■ Instructions to follow
For the entries below, report the number of lines where the string "HttpServletRequest" appears, and only that number.

■ Supplied data
*****
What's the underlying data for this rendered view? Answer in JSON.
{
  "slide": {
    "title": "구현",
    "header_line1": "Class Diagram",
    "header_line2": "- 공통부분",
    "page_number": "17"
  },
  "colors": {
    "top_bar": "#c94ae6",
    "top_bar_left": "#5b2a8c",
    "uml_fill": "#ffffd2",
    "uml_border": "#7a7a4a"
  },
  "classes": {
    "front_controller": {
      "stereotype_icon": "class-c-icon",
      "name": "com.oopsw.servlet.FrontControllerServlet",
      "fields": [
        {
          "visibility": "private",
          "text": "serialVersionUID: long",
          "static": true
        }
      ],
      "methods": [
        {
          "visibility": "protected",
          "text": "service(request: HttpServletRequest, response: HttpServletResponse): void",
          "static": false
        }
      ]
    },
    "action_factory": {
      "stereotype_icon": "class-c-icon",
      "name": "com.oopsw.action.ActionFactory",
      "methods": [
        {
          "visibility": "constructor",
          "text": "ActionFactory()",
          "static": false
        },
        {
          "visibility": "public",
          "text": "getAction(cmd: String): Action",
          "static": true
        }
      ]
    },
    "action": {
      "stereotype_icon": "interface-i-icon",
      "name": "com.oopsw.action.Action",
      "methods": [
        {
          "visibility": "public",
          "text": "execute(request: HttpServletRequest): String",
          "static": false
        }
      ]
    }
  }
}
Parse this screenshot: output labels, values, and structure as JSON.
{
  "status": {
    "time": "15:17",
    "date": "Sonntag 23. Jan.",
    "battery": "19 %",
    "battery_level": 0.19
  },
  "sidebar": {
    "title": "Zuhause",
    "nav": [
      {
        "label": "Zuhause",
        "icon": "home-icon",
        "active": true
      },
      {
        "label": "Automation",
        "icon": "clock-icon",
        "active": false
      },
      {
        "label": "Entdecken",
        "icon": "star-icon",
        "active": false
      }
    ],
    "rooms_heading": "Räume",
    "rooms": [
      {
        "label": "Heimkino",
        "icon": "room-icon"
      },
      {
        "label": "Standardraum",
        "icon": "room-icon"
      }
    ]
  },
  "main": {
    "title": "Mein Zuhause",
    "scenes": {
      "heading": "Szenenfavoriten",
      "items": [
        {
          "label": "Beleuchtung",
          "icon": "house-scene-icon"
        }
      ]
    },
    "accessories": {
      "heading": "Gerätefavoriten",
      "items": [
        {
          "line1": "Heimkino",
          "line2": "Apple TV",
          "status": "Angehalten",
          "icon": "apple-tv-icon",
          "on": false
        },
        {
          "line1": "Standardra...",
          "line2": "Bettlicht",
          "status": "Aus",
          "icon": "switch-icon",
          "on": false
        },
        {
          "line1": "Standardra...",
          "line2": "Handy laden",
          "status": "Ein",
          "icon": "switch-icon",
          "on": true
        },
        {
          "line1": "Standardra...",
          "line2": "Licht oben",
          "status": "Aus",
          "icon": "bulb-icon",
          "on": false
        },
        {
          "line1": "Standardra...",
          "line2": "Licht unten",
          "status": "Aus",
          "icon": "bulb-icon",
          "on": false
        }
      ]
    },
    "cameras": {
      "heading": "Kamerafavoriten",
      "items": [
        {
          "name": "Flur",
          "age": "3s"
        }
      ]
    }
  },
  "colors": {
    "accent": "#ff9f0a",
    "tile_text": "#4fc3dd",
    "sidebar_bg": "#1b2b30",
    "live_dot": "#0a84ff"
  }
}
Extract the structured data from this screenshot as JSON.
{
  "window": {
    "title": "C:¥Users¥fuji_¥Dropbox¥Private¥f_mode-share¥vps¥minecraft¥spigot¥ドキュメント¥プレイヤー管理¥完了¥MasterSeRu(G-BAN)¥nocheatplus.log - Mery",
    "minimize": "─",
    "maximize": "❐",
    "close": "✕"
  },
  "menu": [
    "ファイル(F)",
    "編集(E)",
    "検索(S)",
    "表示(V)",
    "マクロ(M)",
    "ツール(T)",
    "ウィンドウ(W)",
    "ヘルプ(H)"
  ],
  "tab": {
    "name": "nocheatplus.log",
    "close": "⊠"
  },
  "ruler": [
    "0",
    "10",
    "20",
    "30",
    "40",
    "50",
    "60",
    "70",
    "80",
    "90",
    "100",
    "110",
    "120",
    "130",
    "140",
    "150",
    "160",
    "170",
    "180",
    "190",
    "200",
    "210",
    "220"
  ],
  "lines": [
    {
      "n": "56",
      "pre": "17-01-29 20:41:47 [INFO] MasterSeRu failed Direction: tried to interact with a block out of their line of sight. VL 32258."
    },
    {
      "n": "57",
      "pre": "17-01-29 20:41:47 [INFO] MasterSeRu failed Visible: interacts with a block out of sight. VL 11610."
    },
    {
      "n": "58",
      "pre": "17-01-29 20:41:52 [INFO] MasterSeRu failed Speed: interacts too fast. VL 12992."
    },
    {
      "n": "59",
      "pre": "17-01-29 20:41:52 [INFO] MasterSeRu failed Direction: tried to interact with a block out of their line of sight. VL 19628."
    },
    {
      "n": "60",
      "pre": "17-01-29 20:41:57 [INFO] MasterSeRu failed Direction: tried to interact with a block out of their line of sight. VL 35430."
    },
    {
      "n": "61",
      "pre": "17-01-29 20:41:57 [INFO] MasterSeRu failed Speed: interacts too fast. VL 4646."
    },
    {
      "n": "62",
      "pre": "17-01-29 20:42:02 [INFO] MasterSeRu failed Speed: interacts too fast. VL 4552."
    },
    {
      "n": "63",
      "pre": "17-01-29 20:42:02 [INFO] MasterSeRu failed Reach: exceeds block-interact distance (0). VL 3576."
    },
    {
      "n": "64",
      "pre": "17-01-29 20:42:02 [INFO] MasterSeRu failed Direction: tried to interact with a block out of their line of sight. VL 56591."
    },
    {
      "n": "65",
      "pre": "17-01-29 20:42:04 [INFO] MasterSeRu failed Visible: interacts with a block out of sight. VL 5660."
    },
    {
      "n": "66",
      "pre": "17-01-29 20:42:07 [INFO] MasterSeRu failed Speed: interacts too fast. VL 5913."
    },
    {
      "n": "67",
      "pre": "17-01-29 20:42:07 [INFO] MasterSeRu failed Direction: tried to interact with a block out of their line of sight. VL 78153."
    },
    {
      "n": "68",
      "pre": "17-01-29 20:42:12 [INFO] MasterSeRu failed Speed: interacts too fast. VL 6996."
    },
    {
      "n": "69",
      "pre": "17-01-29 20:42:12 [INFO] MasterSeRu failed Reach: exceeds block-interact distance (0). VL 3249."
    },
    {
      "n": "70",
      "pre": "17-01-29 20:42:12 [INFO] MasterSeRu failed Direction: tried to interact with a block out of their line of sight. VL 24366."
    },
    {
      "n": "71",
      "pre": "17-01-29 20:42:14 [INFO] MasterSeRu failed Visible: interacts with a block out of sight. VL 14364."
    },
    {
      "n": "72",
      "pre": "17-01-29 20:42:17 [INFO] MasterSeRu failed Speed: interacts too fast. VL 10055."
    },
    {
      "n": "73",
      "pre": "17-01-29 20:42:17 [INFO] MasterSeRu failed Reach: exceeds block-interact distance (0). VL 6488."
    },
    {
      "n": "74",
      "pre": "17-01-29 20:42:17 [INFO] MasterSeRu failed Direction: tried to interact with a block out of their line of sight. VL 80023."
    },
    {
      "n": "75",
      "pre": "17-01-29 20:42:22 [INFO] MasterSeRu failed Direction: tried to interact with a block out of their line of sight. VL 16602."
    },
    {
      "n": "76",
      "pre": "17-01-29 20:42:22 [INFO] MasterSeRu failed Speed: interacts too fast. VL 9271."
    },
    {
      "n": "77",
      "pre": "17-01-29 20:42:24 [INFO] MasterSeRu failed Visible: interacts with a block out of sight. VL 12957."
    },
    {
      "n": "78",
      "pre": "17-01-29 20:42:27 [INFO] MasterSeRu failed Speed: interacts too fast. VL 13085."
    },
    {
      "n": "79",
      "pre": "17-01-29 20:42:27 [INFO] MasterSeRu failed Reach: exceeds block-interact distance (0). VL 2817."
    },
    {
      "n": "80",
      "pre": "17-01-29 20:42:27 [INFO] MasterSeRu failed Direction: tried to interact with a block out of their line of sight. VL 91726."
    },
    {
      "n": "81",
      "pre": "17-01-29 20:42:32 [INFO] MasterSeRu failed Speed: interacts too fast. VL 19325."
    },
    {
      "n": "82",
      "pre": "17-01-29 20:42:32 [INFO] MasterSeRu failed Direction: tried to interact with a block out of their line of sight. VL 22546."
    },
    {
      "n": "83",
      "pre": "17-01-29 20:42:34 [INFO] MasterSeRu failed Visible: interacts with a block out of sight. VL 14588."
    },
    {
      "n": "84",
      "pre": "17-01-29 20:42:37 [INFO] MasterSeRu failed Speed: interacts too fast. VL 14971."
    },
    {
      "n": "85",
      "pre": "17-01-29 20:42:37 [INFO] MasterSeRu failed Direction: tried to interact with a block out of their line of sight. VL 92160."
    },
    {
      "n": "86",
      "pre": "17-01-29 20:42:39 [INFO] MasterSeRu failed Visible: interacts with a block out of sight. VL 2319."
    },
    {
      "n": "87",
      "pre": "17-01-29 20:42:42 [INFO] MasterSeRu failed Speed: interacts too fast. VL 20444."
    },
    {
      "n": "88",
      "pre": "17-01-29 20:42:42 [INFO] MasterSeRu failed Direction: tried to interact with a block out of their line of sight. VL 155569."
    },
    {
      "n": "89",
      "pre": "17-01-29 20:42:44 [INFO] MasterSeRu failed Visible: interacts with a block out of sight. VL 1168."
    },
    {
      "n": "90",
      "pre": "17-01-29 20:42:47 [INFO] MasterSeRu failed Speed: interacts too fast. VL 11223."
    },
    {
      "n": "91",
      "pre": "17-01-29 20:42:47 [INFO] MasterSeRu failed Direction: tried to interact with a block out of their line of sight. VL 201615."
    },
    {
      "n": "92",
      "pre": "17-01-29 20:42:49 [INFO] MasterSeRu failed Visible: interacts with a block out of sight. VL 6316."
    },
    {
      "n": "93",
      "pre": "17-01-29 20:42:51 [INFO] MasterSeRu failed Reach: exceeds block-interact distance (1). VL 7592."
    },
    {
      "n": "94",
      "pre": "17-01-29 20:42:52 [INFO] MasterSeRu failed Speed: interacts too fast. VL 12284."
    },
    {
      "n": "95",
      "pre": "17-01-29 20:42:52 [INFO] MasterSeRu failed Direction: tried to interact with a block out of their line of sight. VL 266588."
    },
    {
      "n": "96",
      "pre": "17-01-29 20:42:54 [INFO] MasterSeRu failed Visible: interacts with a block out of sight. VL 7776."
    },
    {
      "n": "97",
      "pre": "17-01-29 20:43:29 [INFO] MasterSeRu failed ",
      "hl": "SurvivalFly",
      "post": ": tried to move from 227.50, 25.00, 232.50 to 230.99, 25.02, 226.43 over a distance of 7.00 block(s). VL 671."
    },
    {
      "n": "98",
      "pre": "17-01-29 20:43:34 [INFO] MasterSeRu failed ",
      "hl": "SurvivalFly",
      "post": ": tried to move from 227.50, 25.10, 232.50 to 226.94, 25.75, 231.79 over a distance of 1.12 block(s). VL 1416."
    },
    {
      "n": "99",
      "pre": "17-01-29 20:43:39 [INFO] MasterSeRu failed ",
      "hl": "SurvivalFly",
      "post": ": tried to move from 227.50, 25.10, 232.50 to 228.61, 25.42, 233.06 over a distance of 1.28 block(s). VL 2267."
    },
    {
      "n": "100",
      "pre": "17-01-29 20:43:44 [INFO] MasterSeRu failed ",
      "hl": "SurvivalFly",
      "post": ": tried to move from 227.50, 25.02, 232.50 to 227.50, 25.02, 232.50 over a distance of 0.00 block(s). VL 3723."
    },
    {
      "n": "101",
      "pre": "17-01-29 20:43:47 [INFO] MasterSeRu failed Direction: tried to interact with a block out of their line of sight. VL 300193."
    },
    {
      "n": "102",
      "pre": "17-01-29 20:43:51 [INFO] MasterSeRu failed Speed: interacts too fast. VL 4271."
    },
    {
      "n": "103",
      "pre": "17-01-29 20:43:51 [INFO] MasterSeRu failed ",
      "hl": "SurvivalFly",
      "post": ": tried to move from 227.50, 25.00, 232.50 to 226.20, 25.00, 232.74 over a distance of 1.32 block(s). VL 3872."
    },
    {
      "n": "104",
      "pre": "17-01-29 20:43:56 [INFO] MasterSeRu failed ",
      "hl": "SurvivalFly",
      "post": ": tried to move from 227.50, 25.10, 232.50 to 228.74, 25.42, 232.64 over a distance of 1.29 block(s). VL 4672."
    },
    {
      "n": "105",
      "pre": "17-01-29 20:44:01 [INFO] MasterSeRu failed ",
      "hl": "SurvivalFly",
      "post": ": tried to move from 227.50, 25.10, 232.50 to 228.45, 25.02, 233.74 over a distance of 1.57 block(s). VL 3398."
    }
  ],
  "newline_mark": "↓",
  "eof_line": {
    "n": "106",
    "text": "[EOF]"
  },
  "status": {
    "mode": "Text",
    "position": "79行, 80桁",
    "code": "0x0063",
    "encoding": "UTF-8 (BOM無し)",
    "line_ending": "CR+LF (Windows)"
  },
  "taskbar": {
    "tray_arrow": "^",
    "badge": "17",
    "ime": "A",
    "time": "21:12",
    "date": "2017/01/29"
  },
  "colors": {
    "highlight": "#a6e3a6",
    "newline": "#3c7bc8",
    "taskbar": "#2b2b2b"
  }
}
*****
■ Written response
2